Last week I was reading „The 2015 State of Scrum Report“ from Scrum Alliance. In February 2015, Scrum Alliance surveyed almost 5000 people about their use of Scrum. The survey respondents make up a diverse group, representing 108 countries and 14 industries. They reflect a range of functional areas, including IT software development, product development, operations, human resources, executives and sales and marketing (you can download the full report here).

Whilst reading, two questions and their responses caught my attention.

1) What were some of the challenges faced by your organisation in achieving its goals with Scrum? 
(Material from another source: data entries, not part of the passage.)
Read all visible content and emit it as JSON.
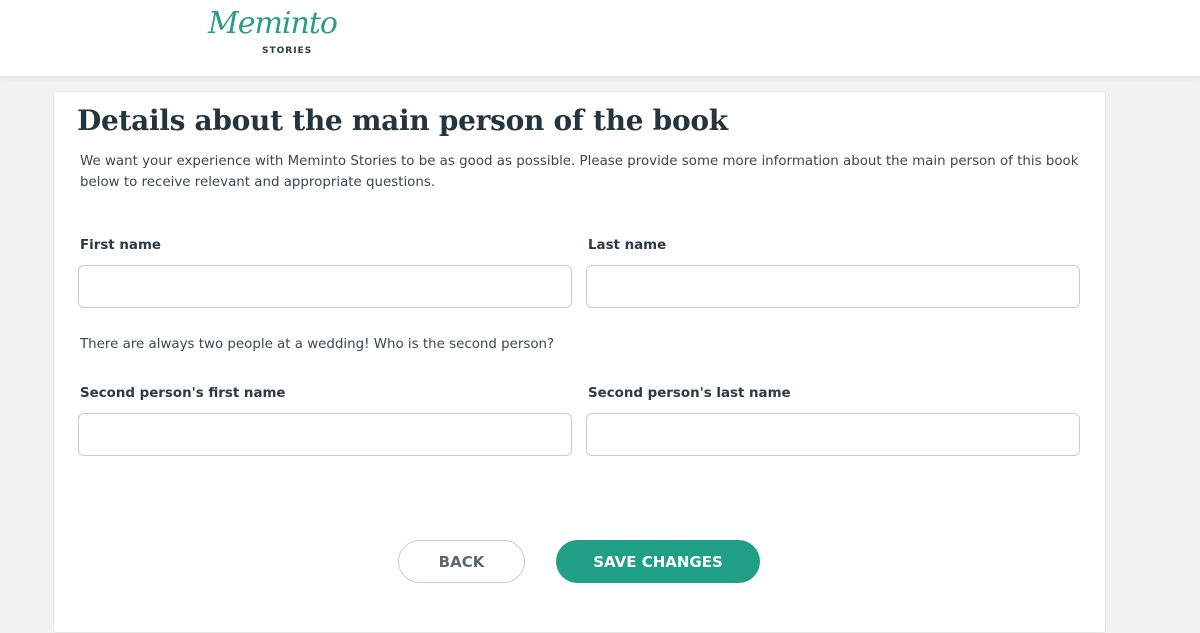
{
  "header": {
    "logo_script": "Meminto",
    "logo_sub": "STORIES"
  },
  "page": {
    "title": "Details about the main person of the book",
    "intro": "We want your experience with Meminto Stories to be as good as possible. Please provide some more information about the main person of this book below to receive relevant and appropriate questions."
  },
  "form": {
    "first_name": {
      "label": "First name",
      "value": "",
      "placeholder": ""
    },
    "last_name": {
      "label": "Last name",
      "value": "",
      "placeholder": ""
    },
    "second_note": "There are always two people at a wedding! Who is the second person?",
    "second_first_name": {
      "label": "Second person's first name",
      "value": "",
      "placeholder": ""
    },
    "second_last_name": {
      "label": "Second person's last name",
      "value": "",
      "placeholder": ""
    }
  },
  "actions": {
    "back_label": "BACK",
    "save_label": "SAVE CHANGES"
  },
  "colors": {
    "accent": "#1f9f85",
    "logo": "#2a9d8a",
    "text": "#2b3a44",
    "background": "#f2f2f3"
  }
}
The number one answer with 52% was “We did not have clearly identified metrics to identify and measure the success of Scrum projects and delivery”.

2) Considering all the projects in your organization that were managed using Scrum, what percent of the time would you estimate they were delivered successfully?

The answers were as following:
a. 75%+ of time: 42%
b. 60-75% of time: 32%
c. 25-50% of time: 14%
d. 0-25% of time: 12%

Regarding the first question it is hard for me to understand that organizations are not able to measure the success of a project/delivery. For me this is independent of Scrum, cause the same measurement can be used by any other project methodology.

Yes the sentence “full scope, on time, in budget and high quality” will not work with Scrum, but it does not for Waterfall either. This only states that your planning was correct (or that your project adapted to the planning). It does not say anything about the successful outcome of the project itself.

Depending on your project you can use a set of metrics like:
- Employee / Project Member satisfaction
- Stakeholder satisfaction
- Customer satisfaction
- Quality delivered to customer
- Time to market
- Return on Investment
- Meeting business case objectives
- Customer adaption
- Meeting governance criteria
- Benefits realization

When you look at this list of metrics you will notice that none of the typical Scrum Project metrics like Techncial Debt, Retrospective Items or Velocity are listed. This is because those metrics measure the quality of the Scrum process and are focused on improving Scrum teams. They do not say anything about the success of the project itself. When defining your own organization's metrics it very important to make this difference.

What you can also see is that none of the metrics is Scrum specific. Nor specific for Waterfall or any other method. So when the answer is “We did not have clearly identified metrics to identify and measure the success of Scrum projects and delivery” this is the same as saying "I have no metrics in place to identify success of any project or delivery in my organization". Which is pretty scary.

The reason why the second question caught my attention is the relation with the first. When you have no project success definition how can you answer the question regarding project success rates?
Posted on Thursday, July 30, 2015 by Henrico Dolfing

0 comments: